━━ MATERIAL SUPPLIED ━━

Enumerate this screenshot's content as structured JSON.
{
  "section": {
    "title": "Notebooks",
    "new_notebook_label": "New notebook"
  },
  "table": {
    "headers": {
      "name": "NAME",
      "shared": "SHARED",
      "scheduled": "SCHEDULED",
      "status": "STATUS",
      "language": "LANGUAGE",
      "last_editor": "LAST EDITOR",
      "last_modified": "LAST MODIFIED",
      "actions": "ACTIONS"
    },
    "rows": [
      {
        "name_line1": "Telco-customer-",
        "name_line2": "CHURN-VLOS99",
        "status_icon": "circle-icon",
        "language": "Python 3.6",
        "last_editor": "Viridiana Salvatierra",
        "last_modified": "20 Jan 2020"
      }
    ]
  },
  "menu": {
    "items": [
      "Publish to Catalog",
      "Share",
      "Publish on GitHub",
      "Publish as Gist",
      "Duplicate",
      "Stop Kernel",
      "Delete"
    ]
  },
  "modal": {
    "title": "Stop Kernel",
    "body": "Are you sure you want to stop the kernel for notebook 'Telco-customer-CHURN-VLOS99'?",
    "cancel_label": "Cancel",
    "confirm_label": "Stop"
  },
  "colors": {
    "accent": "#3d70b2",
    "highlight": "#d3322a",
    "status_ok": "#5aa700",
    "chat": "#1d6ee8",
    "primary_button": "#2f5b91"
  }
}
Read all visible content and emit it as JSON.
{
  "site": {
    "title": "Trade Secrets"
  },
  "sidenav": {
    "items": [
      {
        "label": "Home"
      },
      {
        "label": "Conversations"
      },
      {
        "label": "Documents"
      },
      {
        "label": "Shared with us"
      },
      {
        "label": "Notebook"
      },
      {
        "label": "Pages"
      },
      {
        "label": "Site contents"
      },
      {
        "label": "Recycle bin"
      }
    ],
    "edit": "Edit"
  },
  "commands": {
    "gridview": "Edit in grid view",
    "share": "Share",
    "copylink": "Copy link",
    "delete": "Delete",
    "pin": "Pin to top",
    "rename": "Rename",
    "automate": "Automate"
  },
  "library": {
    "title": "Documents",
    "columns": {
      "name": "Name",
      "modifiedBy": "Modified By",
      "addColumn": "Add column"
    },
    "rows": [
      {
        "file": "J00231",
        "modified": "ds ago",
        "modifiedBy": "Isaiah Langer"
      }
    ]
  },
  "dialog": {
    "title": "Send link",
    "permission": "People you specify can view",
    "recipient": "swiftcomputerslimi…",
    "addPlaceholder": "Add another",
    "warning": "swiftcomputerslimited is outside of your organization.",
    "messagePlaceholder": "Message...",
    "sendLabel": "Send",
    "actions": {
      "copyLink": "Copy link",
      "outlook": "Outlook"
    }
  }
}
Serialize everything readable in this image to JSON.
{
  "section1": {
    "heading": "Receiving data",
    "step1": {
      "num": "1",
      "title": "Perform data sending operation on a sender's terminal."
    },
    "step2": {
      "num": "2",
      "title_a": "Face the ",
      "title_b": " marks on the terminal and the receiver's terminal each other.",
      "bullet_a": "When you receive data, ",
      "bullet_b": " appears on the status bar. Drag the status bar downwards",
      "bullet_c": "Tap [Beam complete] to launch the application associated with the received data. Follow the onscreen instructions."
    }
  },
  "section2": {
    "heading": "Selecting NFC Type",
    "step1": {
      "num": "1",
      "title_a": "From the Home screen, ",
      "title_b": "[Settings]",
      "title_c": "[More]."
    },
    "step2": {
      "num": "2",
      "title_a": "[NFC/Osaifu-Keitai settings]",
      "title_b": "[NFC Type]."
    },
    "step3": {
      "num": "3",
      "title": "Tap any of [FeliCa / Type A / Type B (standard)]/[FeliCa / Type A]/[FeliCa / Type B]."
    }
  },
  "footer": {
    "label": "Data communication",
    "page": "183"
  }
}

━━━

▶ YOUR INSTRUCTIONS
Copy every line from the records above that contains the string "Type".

▶ ANSWER BOX
    "heading": "Selecting NFC Type",
      "title_b": "[NFC Type]."
      "title": "Tap any of [FeliCa / Type A / Type B (standard)]/[FeliCa / Type A]/[FeliCa / Type B]."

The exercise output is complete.